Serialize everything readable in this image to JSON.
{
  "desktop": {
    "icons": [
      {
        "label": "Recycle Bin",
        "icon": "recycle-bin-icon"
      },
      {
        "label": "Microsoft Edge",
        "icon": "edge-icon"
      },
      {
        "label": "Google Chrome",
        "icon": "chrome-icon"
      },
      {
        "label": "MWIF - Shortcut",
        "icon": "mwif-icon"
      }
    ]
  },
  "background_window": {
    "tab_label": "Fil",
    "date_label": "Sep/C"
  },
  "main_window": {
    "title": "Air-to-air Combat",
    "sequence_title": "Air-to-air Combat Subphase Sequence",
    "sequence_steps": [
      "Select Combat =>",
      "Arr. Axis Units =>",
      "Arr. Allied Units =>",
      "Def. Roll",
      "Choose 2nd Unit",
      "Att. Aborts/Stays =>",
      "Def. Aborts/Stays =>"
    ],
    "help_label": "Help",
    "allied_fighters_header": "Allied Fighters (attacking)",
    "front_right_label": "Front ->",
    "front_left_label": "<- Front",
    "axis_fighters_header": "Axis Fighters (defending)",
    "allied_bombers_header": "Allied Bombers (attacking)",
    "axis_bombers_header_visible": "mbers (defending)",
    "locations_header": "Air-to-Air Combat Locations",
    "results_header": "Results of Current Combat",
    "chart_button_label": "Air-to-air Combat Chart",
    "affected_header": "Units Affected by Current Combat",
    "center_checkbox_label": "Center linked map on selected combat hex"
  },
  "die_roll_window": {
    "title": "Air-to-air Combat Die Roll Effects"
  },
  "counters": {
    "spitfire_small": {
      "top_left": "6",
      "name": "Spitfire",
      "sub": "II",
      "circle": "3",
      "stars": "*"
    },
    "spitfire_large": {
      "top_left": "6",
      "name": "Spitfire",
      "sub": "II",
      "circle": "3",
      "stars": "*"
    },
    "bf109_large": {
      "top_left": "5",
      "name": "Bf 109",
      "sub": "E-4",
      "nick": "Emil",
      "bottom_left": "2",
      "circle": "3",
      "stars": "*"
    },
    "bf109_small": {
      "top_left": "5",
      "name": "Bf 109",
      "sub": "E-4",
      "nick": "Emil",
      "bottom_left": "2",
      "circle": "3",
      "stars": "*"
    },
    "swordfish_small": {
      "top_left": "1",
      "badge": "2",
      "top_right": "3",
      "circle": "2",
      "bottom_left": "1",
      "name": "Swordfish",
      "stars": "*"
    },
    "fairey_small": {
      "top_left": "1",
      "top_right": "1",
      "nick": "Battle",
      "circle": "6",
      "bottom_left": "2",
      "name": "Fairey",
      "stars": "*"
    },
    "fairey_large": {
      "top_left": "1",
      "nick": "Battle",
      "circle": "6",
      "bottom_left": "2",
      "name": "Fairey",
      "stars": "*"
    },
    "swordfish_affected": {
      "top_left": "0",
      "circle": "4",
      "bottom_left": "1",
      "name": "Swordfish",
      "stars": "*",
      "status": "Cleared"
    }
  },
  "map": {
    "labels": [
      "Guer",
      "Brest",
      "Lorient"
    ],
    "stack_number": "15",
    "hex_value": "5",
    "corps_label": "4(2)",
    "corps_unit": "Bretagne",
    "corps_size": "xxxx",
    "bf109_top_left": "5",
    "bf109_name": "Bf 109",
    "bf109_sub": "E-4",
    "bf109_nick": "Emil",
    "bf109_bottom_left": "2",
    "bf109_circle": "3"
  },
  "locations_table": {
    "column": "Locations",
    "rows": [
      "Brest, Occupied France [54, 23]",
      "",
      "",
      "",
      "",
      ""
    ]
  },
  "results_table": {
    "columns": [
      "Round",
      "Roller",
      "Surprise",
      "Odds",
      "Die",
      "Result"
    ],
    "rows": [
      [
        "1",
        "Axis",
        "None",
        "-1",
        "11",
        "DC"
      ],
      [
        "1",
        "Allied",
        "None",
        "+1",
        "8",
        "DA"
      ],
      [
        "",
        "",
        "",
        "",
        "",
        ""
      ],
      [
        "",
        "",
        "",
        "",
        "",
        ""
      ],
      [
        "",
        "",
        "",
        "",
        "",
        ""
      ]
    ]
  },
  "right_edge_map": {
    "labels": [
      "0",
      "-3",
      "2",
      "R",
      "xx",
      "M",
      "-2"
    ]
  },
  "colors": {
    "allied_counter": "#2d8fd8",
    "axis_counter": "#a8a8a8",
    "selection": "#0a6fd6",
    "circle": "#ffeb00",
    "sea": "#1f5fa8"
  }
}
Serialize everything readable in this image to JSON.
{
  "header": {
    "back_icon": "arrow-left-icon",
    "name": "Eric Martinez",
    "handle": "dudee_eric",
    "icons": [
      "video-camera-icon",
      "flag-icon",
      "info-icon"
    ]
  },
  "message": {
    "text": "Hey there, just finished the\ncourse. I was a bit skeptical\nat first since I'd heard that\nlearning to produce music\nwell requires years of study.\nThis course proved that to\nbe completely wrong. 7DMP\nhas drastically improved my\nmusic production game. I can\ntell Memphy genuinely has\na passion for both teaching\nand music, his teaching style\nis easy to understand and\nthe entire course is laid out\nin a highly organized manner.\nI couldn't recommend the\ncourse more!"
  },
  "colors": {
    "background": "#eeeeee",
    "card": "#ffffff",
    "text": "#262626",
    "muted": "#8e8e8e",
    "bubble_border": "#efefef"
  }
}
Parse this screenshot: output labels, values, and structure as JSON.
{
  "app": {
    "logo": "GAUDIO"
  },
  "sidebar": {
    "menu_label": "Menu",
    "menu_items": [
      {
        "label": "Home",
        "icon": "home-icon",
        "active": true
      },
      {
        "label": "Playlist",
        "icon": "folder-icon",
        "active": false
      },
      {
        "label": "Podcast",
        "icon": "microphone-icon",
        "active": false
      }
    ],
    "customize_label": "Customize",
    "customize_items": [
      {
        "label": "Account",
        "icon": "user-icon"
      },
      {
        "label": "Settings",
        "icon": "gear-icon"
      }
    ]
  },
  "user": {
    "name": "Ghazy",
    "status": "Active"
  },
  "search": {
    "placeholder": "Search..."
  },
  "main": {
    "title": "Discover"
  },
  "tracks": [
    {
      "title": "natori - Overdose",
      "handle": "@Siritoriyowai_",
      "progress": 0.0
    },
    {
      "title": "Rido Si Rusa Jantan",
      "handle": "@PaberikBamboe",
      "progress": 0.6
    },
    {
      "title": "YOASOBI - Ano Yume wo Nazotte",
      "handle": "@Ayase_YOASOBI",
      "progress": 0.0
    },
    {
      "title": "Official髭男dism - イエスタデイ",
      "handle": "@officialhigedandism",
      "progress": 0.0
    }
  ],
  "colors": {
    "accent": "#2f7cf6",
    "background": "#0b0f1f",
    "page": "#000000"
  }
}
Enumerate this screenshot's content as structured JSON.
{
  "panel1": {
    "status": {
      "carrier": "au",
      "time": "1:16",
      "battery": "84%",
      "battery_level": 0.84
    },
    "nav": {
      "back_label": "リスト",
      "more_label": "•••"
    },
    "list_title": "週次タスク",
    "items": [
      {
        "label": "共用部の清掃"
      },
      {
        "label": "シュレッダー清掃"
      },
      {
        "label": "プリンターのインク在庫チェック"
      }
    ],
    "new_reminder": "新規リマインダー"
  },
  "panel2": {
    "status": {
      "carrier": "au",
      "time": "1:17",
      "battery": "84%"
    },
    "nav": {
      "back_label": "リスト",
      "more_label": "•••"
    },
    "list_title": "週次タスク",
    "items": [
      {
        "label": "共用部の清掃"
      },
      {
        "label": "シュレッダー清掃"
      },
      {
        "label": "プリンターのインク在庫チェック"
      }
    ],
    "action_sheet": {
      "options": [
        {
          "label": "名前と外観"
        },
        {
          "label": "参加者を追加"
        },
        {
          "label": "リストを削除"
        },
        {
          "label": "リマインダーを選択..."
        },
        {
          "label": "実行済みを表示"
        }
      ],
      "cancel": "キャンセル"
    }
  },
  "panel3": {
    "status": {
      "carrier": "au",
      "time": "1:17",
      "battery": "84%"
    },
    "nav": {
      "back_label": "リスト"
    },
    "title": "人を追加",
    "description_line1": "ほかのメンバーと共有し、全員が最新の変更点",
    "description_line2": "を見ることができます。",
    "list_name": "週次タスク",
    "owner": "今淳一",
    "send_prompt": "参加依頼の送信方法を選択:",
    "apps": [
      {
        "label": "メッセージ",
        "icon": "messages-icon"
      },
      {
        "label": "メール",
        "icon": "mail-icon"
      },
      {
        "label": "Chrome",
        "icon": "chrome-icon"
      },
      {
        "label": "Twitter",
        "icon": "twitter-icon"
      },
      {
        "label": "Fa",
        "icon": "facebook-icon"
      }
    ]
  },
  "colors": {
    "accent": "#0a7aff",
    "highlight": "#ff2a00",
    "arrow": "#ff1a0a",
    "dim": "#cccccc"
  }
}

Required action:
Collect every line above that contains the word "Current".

Answer box:
    "results_header": "Results of Current Combat",
    "affected_header": "Units Affected by Current Combat",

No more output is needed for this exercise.